Elon Musk said in an interview that living on Mars will be dangerous, especially at first.
Insider previously reported that a human without special equipment would die within minutes on Mars.
The billionaire wants to build a self-sustaining city on the planet in the coming decades.
Colonizing Mars won't be for the faint of heart, according to SpaceX CEO Elon Musk.
"It's very important to emphasize that Mars, especially in the beginning, will not be luxurious," Musk said in a video interview with Chris Anderson, the head of TED conferences, published Monday. "It will be dangerous, cramped, difficult, hard work."
The billionaire compared recruitment efforts for Mars to an ad from the 1900s for an expedition to Antarctica with explorer Ernest Shackleton. The ad has since been debunked as a myth, but called for men willing to go on a "hazardous journey" and said a safe return was "doubtful."

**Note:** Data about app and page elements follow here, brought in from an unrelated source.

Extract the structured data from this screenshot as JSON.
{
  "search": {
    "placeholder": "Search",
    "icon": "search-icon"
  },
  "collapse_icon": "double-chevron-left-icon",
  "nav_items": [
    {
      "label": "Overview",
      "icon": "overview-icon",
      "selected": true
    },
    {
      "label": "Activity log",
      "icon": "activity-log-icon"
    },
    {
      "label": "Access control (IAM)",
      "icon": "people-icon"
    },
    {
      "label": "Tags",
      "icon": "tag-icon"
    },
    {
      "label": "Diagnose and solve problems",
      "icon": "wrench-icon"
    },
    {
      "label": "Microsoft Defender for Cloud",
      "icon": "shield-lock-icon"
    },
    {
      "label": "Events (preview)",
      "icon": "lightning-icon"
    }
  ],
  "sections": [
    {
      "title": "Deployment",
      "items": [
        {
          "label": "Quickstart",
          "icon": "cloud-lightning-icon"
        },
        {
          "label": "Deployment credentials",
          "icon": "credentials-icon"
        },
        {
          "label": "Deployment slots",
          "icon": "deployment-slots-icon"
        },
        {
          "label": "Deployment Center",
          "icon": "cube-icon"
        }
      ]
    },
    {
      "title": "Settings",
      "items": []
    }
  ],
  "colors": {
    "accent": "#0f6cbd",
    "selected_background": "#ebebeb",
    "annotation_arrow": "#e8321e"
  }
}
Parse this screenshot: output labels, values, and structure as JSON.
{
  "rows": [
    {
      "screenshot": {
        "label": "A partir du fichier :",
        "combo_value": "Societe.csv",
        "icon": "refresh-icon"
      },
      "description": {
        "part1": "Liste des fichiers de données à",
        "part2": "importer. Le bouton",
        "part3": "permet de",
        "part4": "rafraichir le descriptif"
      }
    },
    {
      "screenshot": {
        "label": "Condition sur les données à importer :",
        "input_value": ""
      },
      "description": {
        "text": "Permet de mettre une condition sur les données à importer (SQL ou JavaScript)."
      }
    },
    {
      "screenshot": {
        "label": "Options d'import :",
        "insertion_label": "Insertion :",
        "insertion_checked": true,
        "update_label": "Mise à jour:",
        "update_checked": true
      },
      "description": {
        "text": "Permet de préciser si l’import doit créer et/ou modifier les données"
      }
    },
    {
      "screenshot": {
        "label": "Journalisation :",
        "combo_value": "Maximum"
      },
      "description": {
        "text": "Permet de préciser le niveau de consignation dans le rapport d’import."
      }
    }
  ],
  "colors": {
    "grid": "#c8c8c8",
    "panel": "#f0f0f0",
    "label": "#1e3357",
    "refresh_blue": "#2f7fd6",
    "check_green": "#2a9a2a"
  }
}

"The sales pitch for going to Mars is, 'It's dangerous, it's cramped. You might not make it back. It's difficult, it's hard work,'" Musk said.
Living on Mars, a planet with an average temperature of -80 degrees Fahrenheit, would be far more difficult than living in Antarctica, a region with an average temperature of -70 degrees Fahrenheit.

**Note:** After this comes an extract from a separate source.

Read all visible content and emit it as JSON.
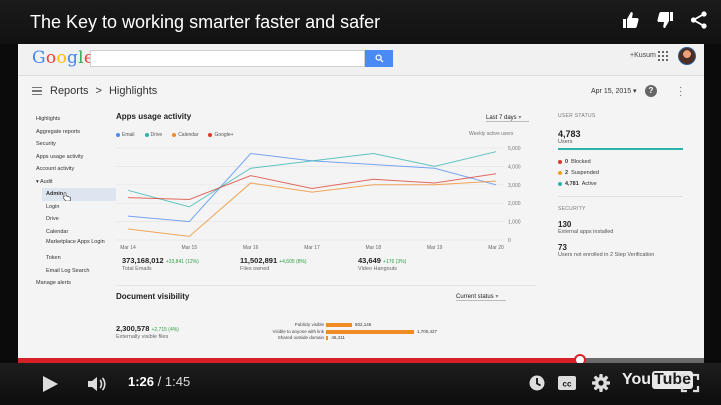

Mars has a rocky surface, riddled with volcanoes and canyons. The planet also has about one-third the gravity of Earth and a thinner atmosphere that would not be breathable for humans. Insider previously reported that a human without special equipment would die within minutes on the planet due to Mars' low atmospheric pressure.
Musk wants to build a full-size city on Mars. In 2019, the billionaire estimated it would take one million tons of cargo to build a self-sustaining city on the planet - a process that would cost anywhere from $100 billion to $10 trillion, Musk estimated.

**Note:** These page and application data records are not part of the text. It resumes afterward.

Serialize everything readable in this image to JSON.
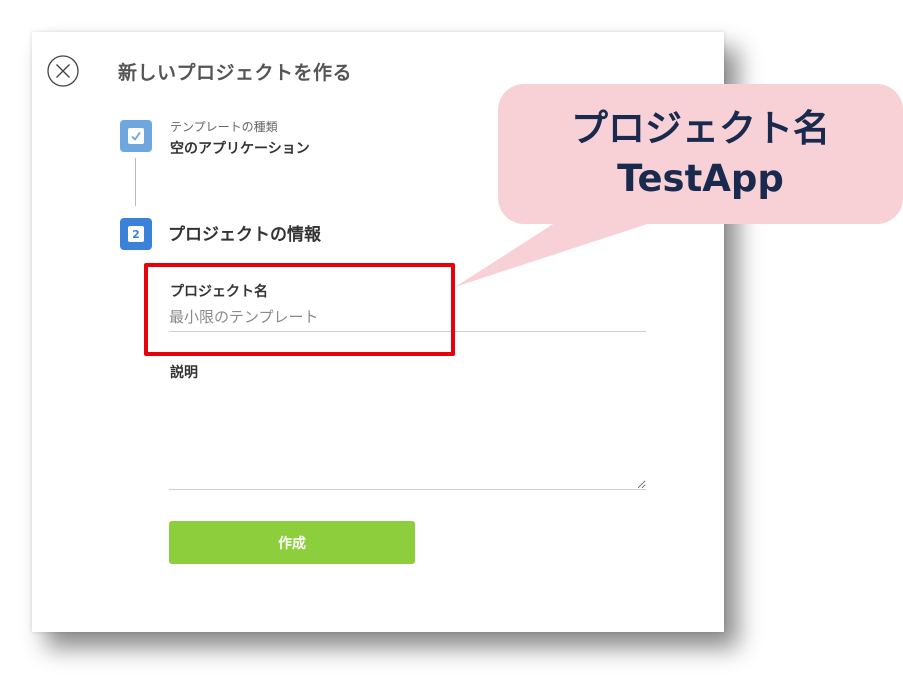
{
  "dialog": {
    "title": "新しいプロジェクトを作る",
    "close_icon": "close-icon"
  },
  "steps": [
    {
      "number": "1",
      "state": "completed",
      "icon": "check-icon",
      "subtitle": "テンプレートの種類",
      "value": "空のアプリケーション"
    },
    {
      "number": "2",
      "state": "active",
      "title": "プロジェクトの情報"
    }
  ],
  "form": {
    "name_label": "プロジェクト名",
    "name_placeholder": "最小限のテンプレート",
    "name_value": "",
    "description_label": "説明",
    "description_value": "",
    "submit_label": "作成"
  },
  "annotation": {
    "line1": "プロジェクト名",
    "line2": "TestApp",
    "callout_color": "#f7d1d6",
    "highlight_color": "#e8000b"
  },
  "colors": {
    "submit_button": "#8dce3d",
    "step_active": "#3a82d9",
    "step_completed": "#6fa6e0"
  }
}
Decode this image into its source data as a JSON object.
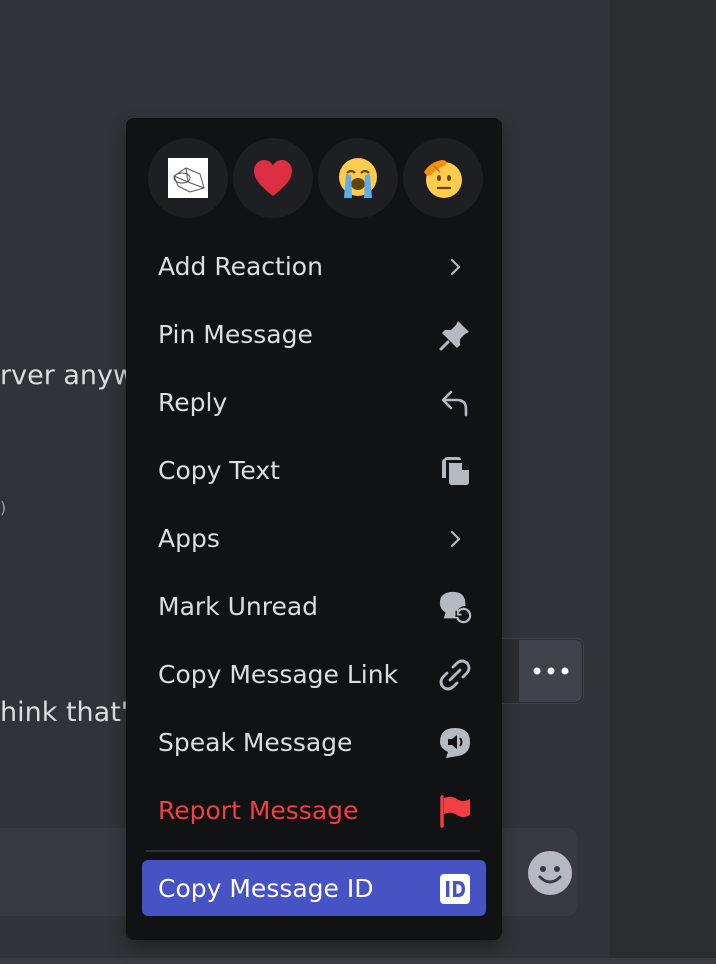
{
  "background_chat": {
    "fragment_1": "rver anyw",
    "fragment_2": "hink that's",
    "fragment_3": ")"
  },
  "hover_toolbar": {
    "more_icon": "ellipsis-icon"
  },
  "context_menu": {
    "quick_reactions": [
      {
        "icon": "custom-sketch-emoji-icon"
      },
      {
        "icon": "heart-emoji-icon"
      },
      {
        "icon": "loudly-crying-emoji-icon"
      },
      {
        "icon": "saluting-face-emoji-icon"
      }
    ],
    "items": [
      {
        "label": "Add Reaction",
        "icon": "chevron-right-icon"
      },
      {
        "label": "Pin Message",
        "icon": "pin-icon"
      },
      {
        "label": "Reply",
        "icon": "reply-arrow-icon"
      },
      {
        "label": "Copy Text",
        "icon": "copy-icon"
      },
      {
        "label": "Apps",
        "icon": "chevron-right-icon"
      },
      {
        "label": "Mark Unread",
        "icon": "mark-unread-icon"
      },
      {
        "label": "Copy Message Link",
        "icon": "link-icon"
      },
      {
        "label": "Speak Message",
        "icon": "speak-icon"
      },
      {
        "label": "Report Message",
        "icon": "flag-icon"
      },
      {
        "label": "Copy Message ID",
        "icon": "id-badge-icon"
      }
    ]
  },
  "colors": {
    "menu_bg": "#111214",
    "danger": "#f23f43",
    "active_bg": "#4752c4",
    "text": "#dbdee1"
  }
}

The billionaire told Anderson that he hopes the people that would colonize Mars would take the opportunity to "rethink society."
"I think this is important for maximizing the probable life span for humanity or consciousness," Musk told Anderson. "Human civilization could come to an end for external reasons like a giant meteor or super volcanoes or extreme climate change or World War III, or you know, any one of a number of reasons."
The richest man in the world told Anderson that SpaceX would determine a price point for tickets on future rockets to Mars that would be relatively affordable for most people, citing a $100,000 hypothetical ticket price.
Musk's company SpaceX plans to build the self-sustaining city in the coming decades. Though, the billionaire told Anderson that he anticipates he will be "long dead" before his dream can become reality.
In 2020, Musk said he hoped to build 1,000 Starships over 10 years and planned to send 1 million people to Mars by 2050. He has also said that the first human on Mars might land in 2029.
The SpaceX CEO told Anderson that he anticipates the space company could have its first orbital launch for the Starship "within a few months," pending regulatory approval.
"Success is not guaranteed, but excitement certainly is," Musk said.